Center for Drug Evaluation and Research
Fresh Air "2000" - A look at FDA's Medical Gas Requirements
Fresh Air "2000" provides FDA's interpretation of how the minimum current good manufacturing practice
(CGMPs) regulations apply to the manufacturing, filling, transfilling cascading, etc. of medical gases compressed and cryogenic. Please note this presentation is not all-inclusive.
(Edit. Note:) The following paragraph on page 13 provides the exemption for emergency oxygen from prescription RX requirements
. Please read the "--- or for emergency use,..." phrase. It is not easy to interpret but the FDA does confirm therein that Emergency Oxygen remains Non-Prescription.
However, if a firm sells Oxygen U.S.P. to emergency medical services, i.e.' fire departments, rescue
squads, ambulance companies, etc. or for emergency use, then the label is required to contain the statement: "For emergency use only when administered by properly trained personnel for
oxygen deficiency and resuscitation. For all other medical applications, Rx Only."
(Edit. Note:) The following paragraph does appear on page 1 of 32, and it causes much confusion in
the Emergency Oxygen industry, because you have to read page 13 to find the exemption.
Medical gases are prescription drugs that must be dispensed by prescription only. Each firm has a
responsibility to determine if its consignee, not the patient is authorized to purchase the drug gas, and if required, is registered with FDA, and properly licensed with the state, where required prior to selling
them medical gas.
(Edit. Note:) The following further clarifies the present policy above, in an often quoted FDA policy letter.
In a letter dated 19 September, 1996 to the Compressed Gas Association from the FDA administration
regarding the use and labeling of emergency oxygen, the FDA states: "FDA recognizes that there are medical emergencies in which there is not sufficient time to seek the assistance of a physician or
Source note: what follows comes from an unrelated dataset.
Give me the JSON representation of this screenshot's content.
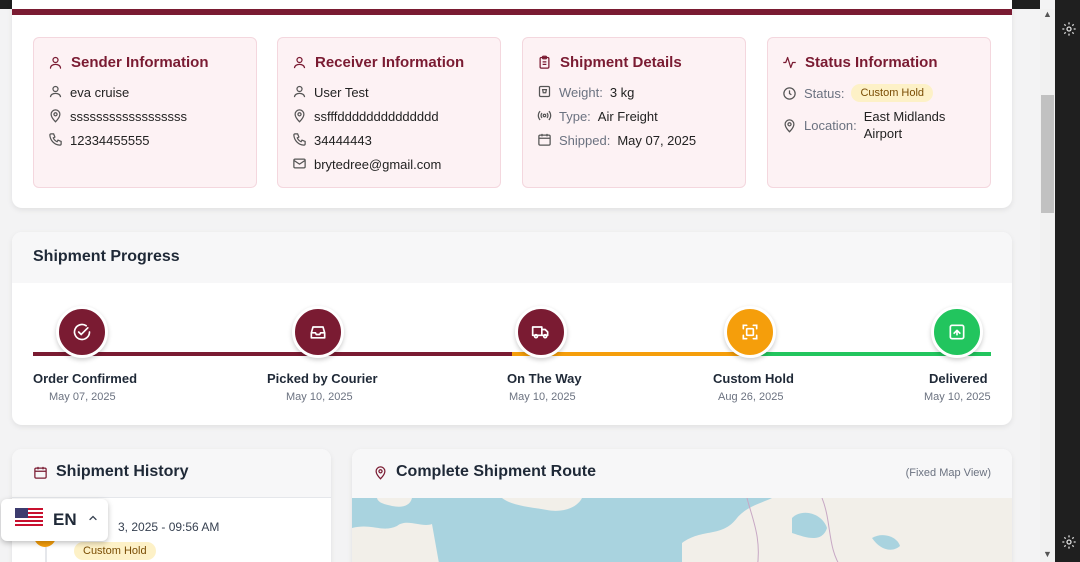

hospital before the administration of medical oxygen may be necessary. In such emergencies, it is desirable that properly trained personnel ... be prepared and equipped to administer oxygen to persons
in immediate need of oxygen. In these situations, the FDA believes that medical oxygen should be available. This has been the agency's position for more than 40 years."